This is it. This is what all the blood, sweat and tears that have gone into the Cal women’s water polo team’s season have led to. This is where everyone will finally find out if the Bears are ready to take on the nation’s toughest programs and emerge victorious. This is the battle to become NCAA champion.
On Friday, Cal will head to Avery Aquatic Center in Palo Alto, California, for the 2015 NCAA Championships, hosted by Stanford. The Bears (19-7) go into the tournament seeded fourth and will take on No. 5 UC Irvine (19-8) in the first round. Despite the similar rankings and records, Cal will be a big favorite in this matchup of California schools.
The Bears and Anteaters played twice this season, and both games were comfortable wins for Cal — UC Irvine was outscored, 19-9. On Friday, Cal will look to replicate the successful formula that guided it to victory earlier this season. This means a big dose of sophomore Dora Antal. The All-Mountain Pacific Sports Federation first teamer combined for six goals in the Bears’ two games against the Anteaters. As Cal’s leading goal scorer on the season, with 60 goals, Antal will surely make her presence felt throughout the tournament.
Cal’s opponents in the tournament will have to prepare to take on more than just Antal, as the Bears have some other great players, led by sophomore Roser Tarrago. Tarrago — who was also named to the MPSF First Team — is the Bears second leading goal scorer, with 51 goals, but what makes her especially dangerous is how well she has been playing lately. Tarrago has scored 18 goals in her last eight games. She has also been a terror on the defensive end, utilizing her speed to get into opponents’ passing lanes, and she was named MVP of the MPSF Tournament. Along with Tarrago’s great play, sophomore goalie Madeline Trabucco has experienced an uptick in quality in recent games. She notched 26 saves in the three-game MPSF Tournament, including some crucial saves to protect the Bears’ two wins there.
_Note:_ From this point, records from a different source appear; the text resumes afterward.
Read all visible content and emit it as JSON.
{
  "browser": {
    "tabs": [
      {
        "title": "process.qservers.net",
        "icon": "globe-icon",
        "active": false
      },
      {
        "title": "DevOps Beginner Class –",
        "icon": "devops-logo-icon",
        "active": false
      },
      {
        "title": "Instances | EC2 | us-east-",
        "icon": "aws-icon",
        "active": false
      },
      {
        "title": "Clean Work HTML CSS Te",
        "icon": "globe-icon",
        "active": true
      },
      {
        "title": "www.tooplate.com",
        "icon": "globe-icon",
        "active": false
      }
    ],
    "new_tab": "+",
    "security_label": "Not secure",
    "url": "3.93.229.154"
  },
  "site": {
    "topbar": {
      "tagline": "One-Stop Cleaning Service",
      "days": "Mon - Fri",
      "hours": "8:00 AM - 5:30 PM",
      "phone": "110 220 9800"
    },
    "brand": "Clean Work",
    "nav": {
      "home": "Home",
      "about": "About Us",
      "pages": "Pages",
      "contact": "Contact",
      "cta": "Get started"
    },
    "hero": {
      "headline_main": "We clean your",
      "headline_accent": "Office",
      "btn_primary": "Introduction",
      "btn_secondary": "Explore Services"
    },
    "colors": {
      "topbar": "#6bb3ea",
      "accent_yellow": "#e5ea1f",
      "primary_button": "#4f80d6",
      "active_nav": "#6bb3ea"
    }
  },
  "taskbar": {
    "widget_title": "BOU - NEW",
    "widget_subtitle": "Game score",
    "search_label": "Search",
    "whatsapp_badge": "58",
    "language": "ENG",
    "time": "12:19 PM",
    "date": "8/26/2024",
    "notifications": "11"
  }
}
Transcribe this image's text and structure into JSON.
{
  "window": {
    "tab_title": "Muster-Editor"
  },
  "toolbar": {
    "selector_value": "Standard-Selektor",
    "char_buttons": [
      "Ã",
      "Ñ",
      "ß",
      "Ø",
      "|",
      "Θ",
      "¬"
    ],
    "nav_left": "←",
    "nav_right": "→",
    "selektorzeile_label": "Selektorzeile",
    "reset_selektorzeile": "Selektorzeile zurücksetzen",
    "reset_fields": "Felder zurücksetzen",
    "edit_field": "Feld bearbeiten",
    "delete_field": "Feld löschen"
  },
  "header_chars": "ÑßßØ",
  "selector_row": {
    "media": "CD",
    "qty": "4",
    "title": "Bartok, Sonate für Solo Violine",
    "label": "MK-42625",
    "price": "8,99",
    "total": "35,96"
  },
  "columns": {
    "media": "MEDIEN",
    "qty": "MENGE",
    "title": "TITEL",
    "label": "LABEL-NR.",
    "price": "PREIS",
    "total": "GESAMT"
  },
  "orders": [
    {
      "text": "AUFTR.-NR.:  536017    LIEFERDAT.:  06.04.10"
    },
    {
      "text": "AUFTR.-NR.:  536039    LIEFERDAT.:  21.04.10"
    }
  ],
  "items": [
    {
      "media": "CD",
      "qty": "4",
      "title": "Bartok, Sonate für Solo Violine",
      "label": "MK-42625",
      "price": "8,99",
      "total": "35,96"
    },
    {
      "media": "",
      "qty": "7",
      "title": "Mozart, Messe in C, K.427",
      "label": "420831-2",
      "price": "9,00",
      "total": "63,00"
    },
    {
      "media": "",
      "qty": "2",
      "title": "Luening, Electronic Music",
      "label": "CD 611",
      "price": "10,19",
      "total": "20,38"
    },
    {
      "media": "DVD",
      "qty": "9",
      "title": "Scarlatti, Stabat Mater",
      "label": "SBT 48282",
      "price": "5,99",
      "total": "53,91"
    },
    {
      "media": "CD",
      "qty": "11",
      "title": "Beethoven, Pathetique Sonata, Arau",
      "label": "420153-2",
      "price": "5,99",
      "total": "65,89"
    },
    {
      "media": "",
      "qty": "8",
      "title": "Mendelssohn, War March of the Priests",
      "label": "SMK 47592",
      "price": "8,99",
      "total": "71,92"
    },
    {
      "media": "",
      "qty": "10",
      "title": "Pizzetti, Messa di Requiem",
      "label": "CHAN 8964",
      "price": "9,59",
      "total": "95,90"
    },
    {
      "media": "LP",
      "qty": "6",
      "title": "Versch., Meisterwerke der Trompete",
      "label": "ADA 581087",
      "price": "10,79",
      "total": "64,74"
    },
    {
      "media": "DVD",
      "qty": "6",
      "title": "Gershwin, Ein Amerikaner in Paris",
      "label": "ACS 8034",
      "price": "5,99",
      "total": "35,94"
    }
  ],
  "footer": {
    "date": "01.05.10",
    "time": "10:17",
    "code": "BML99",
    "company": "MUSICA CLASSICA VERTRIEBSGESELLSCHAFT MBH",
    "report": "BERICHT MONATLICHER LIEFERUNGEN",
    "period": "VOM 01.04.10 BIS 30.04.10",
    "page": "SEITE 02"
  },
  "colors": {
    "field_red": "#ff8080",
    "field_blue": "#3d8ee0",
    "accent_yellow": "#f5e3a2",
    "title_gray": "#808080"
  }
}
If Cal is able to get past the Anteaters, as expected, it will have to take on No. 1 UCLA (24-2) in the semifinals, assuming the Bruins can get past UC San Diego (18-18) in the first round. This game will be a much more daunting task for Cal, because in the team’s three matchups with UCLA this season, the Bears have gone 0-3 and been outscored, 29-16. The last game between the Bruins and Bears was a closer 9-8 loss for Cal in the finals of the MPSF Tournament.
Most pundits will expect this to be where the season ends for the Bears, but they recently showed that they are not a team to easily count out, even against opponents against whom they have previously struggled. Cal beat then-No. 1 Stanford in the MPSF Tournament semifinals, breaking a 41-match losing streak to the Cardinal that dated back to 2000. This was a win that surely provided a crucial confidence boost for the Bears, as it was their first against one of the nation’s top-three teams in the 2015 season.
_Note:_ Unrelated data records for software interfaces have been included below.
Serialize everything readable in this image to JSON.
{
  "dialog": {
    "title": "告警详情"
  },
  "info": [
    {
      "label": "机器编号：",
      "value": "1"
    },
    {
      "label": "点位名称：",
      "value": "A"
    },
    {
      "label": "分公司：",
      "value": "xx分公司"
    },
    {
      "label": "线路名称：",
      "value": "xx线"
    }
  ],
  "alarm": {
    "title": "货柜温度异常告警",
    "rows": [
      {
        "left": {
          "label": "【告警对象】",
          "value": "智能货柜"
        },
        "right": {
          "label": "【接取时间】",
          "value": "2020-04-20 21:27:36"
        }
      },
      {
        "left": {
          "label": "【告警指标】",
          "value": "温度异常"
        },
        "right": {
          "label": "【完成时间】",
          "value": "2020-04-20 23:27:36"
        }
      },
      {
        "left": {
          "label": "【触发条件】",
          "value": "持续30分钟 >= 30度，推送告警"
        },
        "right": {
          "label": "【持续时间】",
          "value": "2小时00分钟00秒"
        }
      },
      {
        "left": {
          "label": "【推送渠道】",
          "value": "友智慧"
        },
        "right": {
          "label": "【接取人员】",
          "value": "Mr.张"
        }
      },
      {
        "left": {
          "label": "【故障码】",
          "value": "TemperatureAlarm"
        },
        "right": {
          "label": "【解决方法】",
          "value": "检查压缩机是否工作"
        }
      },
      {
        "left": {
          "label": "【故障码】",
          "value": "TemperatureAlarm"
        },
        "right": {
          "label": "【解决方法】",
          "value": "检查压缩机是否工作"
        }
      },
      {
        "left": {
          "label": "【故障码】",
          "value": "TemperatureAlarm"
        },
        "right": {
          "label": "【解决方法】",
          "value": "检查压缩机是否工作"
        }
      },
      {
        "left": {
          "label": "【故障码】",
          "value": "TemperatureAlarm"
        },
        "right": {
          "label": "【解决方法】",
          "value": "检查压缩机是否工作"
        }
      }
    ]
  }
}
Should the Bears take this confidence into a great game that gets them past UCLA, they will get a chance to take on either USC or Stanford in the championship game. A win there would result in Cal’s first NCAA championship in the sport. And better than that, it would mean a vaunted place in the annals of the sport’s history for this team.
It would mean immortality.
Hooman Yazdanian is the sports editor. Contact him at [email protected].